### Supplied records ###

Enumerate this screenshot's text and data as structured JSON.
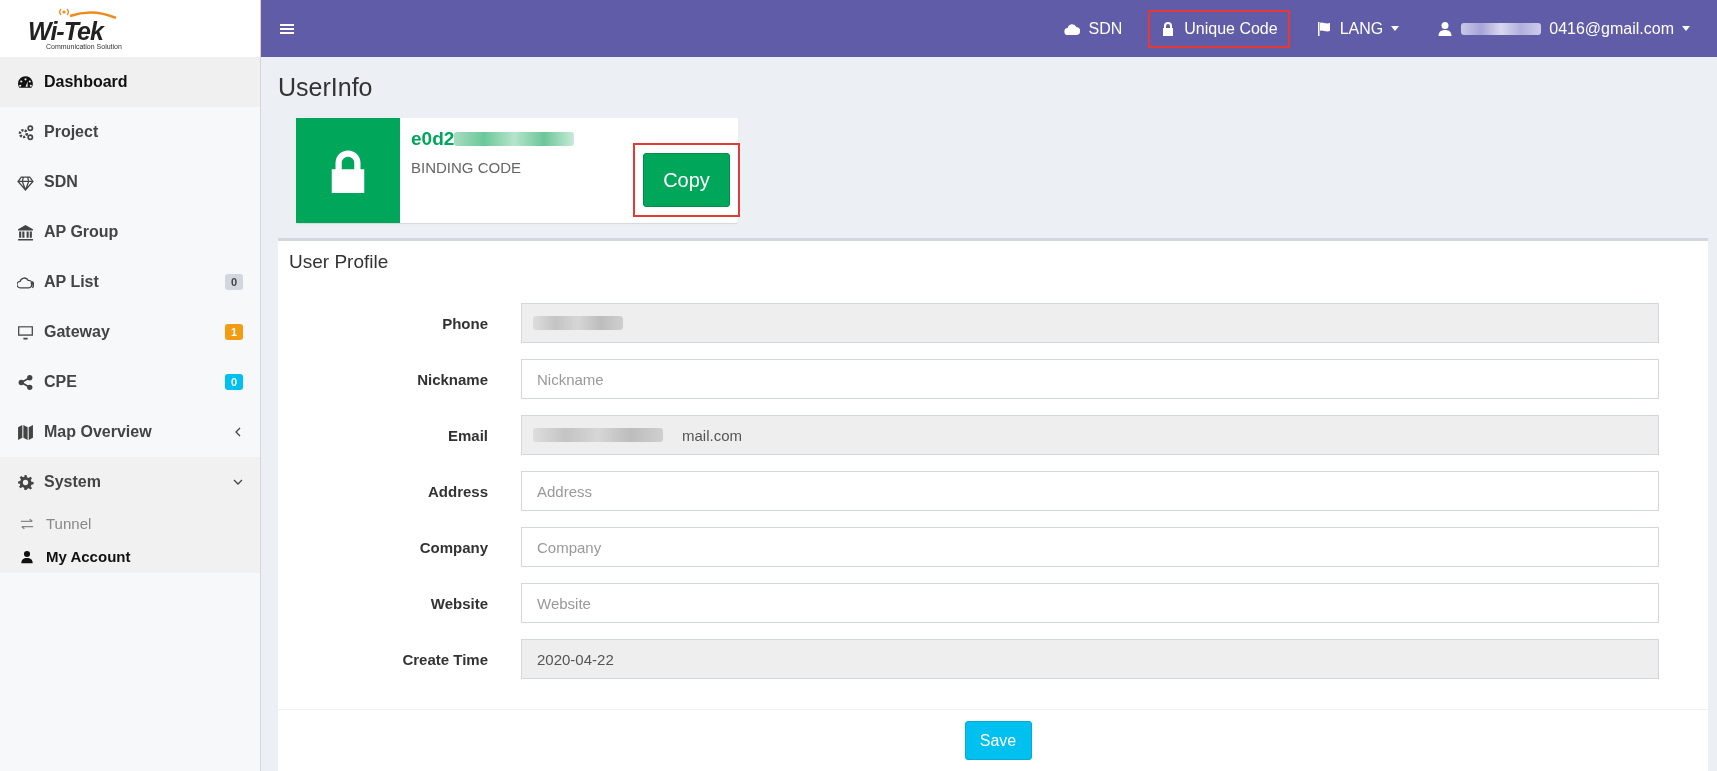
{
  "logo": {
    "name": "Wi-Tek",
    "tagline": "Communication Solution"
  },
  "topbar": {
    "items": [
      {
        "label": "SDN",
        "highlighted": false
      },
      {
        "label": "Unique Code",
        "highlighted": true
      },
      {
        "label": "LANG",
        "highlighted": false,
        "dropdown": true
      },
      {
        "label": "0416@gmail.com",
        "highlighted": false,
        "dropdown": true,
        "redacted": true
      }
    ]
  },
  "sidebar": {
    "items": [
      {
        "label": "Dashboard",
        "selected": true
      },
      {
        "label": "Project",
        "selected": false
      },
      {
        "label": "SDN",
        "selected": false
      },
      {
        "label": "AP Group",
        "selected": false
      },
      {
        "label": "AP List",
        "selected": false,
        "badge": "0",
        "color": "#d2d6de"
      },
      {
        "label": "Gateway",
        "selected": false,
        "badge": "1",
        "color": "#f39c12"
      },
      {
        "label": "CPE",
        "selected": false,
        "badge": "0",
        "color": "#00c0ef"
      },
      {
        "label": "Map Overview",
        "selected": false,
        "expanded": false
      },
      {
        "label": "System",
        "selected": false,
        "expanded": true,
        "children": [
          {
            "label": "Tunnel",
            "selected": false
          },
          {
            "label": "My Account",
            "selected": true
          }
        ]
      }
    ]
  },
  "page_title": "UserInfo",
  "binding": {
    "code": "e0d2",
    "code_redacted": true,
    "label": "BINDING CODE",
    "button": "Copy",
    "button_highlighted": true
  },
  "profile": {
    "title": "User Profile",
    "fields": [
      {
        "label": "Phone",
        "readonly": true,
        "redacted": true
      },
      {
        "label": "Nickname",
        "readonly": false,
        "placeholder": "Nickname"
      },
      {
        "label": "Email",
        "readonly": true,
        "redacted": true,
        "value": "mail.com"
      },
      {
        "label": "Address",
        "readonly": false,
        "placeholder": "Address"
      },
      {
        "label": "Company",
        "readonly": false,
        "placeholder": "Company"
      },
      {
        "label": "Website",
        "readonly": false,
        "placeholder": "Website"
      },
      {
        "label": "Create Time",
        "readonly": true,
        "value": "2020-04-22"
      }
    ],
    "save": "Save"
  }
}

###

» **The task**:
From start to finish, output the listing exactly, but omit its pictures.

» **Solution below**:
Enumerate this screenshot's text and data as structured JSON.
{
  "logo": {
    "name": "Wi-Tek",
    "tagline": "Communication Solution"
  },
  "topbar": {
    "items": [
      {
        "label": "SDN",
        "highlighted": false
      },
      {
        "label": "Unique Code",
        "highlighted": true
      },
      {
        "label": "LANG",
        "highlighted": false,
        "dropdown": true
      },
      {
        "label": "0416@gmail.com",
        "highlighted": false,
        "dropdown": true,
        "redacted": true
      }
    ]
  },
  "sidebar": {
    "items": [
      {
        "label": "Dashboard",
        "selected": true
      },
      {
        "label": "Project",
        "selected": false
      },
      {
        "label": "SDN",
        "selected": false
      },
      {
        "label": "AP Group",
        "selected": false
      },
      {
        "label": "AP List",
        "selected": false,
        "badge": "0",
        "color": "#d2d6de"
      },
      {
        "label": "Gateway",
        "selected": false,
        "badge": "1",
        "color": "#f39c12"
      },
      {
        "label": "CPE",
        "selected": false,
        "badge": "0",
        "color": "#00c0ef"
      },
      {
        "label": "Map Overview",
        "selected": false,
        "expanded": false
      },
      {
        "label": "System",
        "selected": false,
        "expanded": true,
        "children": [
          {
            "label": "Tunnel",
            "selected": false
          },
          {
            "label": "My Account",
            "selected": true
          }
        ]
      }
    ]
  },
  "page_title": "UserInfo",
  "binding": {
    "code": "e0d2",
    "code_redacted": true,
    "label": "BINDING CODE",
    "button": "Copy",
    "button_highlighted": true
  },
  "profile": {
    "title": "User Profile",
    "fields": [
      {
        "label": "Phone",
        "readonly": true,
        "redacted": true
      },
      {
        "label": "Nickname",
        "readonly": false,
        "placeholder": "Nickname"
      },
      {
        "label": "Email",
        "readonly": true,
        "redacted": true,
        "value": "mail.com"
      },
      {
        "label": "Address",
        "readonly": false,
        "placeholder": "Address"
      },
      {
        "label": "Company",
        "readonly": false,
        "placeholder": "Company"
      },
      {
        "label": "Website",
        "readonly": false,
        "placeholder": "Website"
      },
      {
        "label": "Create Time",
        "readonly": true,
        "value": "2020-04-22"
      }
    ],
    "save": "Save"
  }
}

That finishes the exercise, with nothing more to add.